Monday, December 22, 2008

Years of pilgrimage


View from my room at the Benedictine L'Abbaye Sainte-Madeleine in Provence during my recent visit. In the foreground is the monastic cloister which is only open to men on retreat. Behind it is the west wall of the great Abbey Church. Above that can be seen the 1,912 metre (6,273 feet) high summit of Mont Ventoux. The Italian poet Petrarch climbed Mont Ventoux in 1336 and wrote about his ascent in one of his Epistolae familiares. Pierre Boulez has a holiday home in the area, presumably not as grand as Lorin Maazel's. Franz Liszt joined the Franciscan Order in 1857, and six years later settled in a monastery outside Rome. Boulez is not normally associated with either Franz Liszt or religion. But he has a connection with a monastery in nearby Villeneuve les Avignon. And his first season directing the New York Philharmonic focussed on the music of Liszt and Alban Berg. The Petrarch Sonnets were originally written by Liszt as settings for tenor voice. They are known today as solo piano works which form part of the composer's Années de pélerinage (Years of pilgrimage). My preferred version is by Lazar Berman on DG, but Jeno Jando's budget priced Naxos recording is also perfectly serviceable. Less well known, but equally as appealing, are Liszt's contemplative Harmonies poétiques et religieuses. I strongly recommend Hyperion's 2CDs-for-the-price-of-one set played by Steven 'Tippett can still empty a concert hall' Osborne.

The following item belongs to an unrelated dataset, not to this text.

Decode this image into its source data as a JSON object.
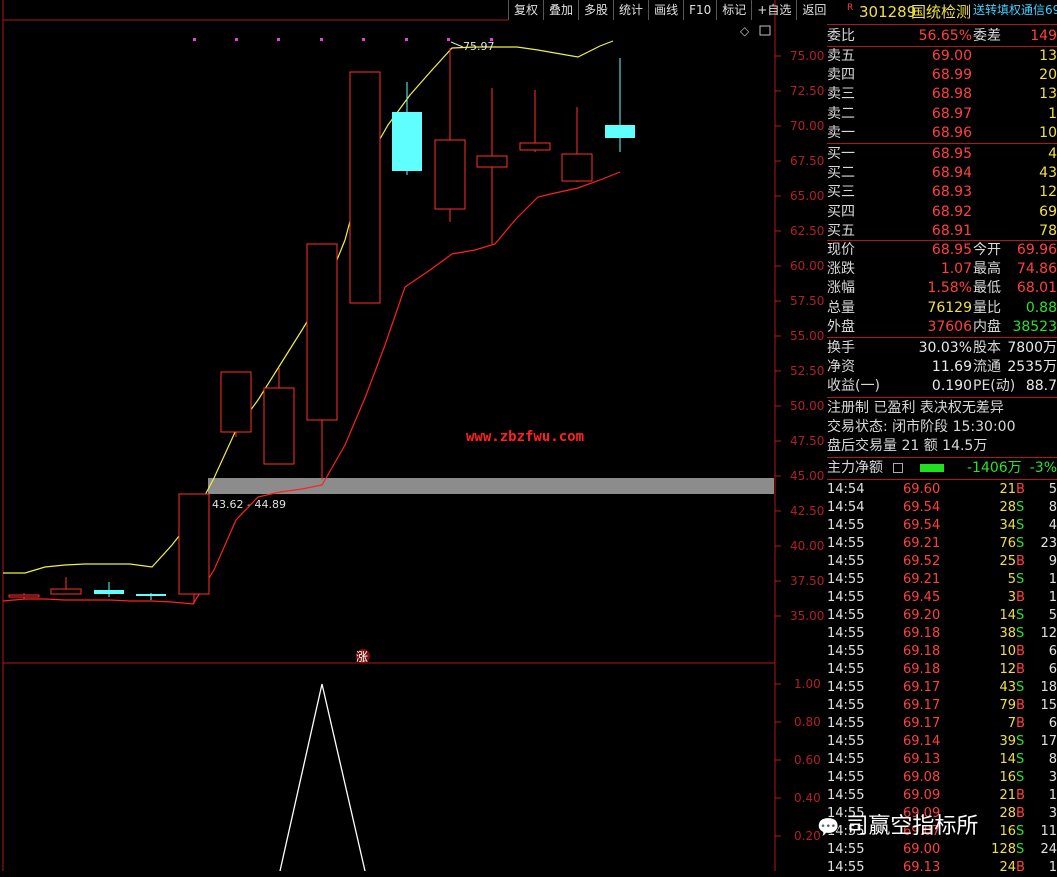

This rather gloomy engraving of Liszt is by the Hungarian realist Mihály Munkácsy (1844-1900) and the original hangs in the Hungarian National Museum, Budapest. The print is the work of the Hungarian engraver and art critic József Rippl-Rónai (1881-1927). The signatures of both artist and engraver on this original 19th century print are visible.

Petrarch climbed Mont Ventoux. What goes up must come down.
I flew on a Ryanair cheap ticket London - Marseille return. The total cost was £52 by the time the hidden extras were added on. The carbon produced was more than offset by using public transport while in France and walking the last four miles uphill to the monastery carrying a 35 kilo backpack. All CDs mentioned in this article were bought at retail price. Photos (c) On An Overgrown Path 2008. Report broken links, missing images and errors to - overgrownpath at hotmail dot co dot uk

1 comment:

Pliable said...

The psychology of the link.

It is amusing to see that, out of the many links embedded in this post, Steven 'Tippett can still empty a concert hall' Osborne is generating by far the most traffic.

Is Michael Tippett more popular than I thought? Or is it just confirmation that the classical music community loves bad news?

http://www.overgrownpath.com/2005/06/tippett-can-still-empty-concert-hall.html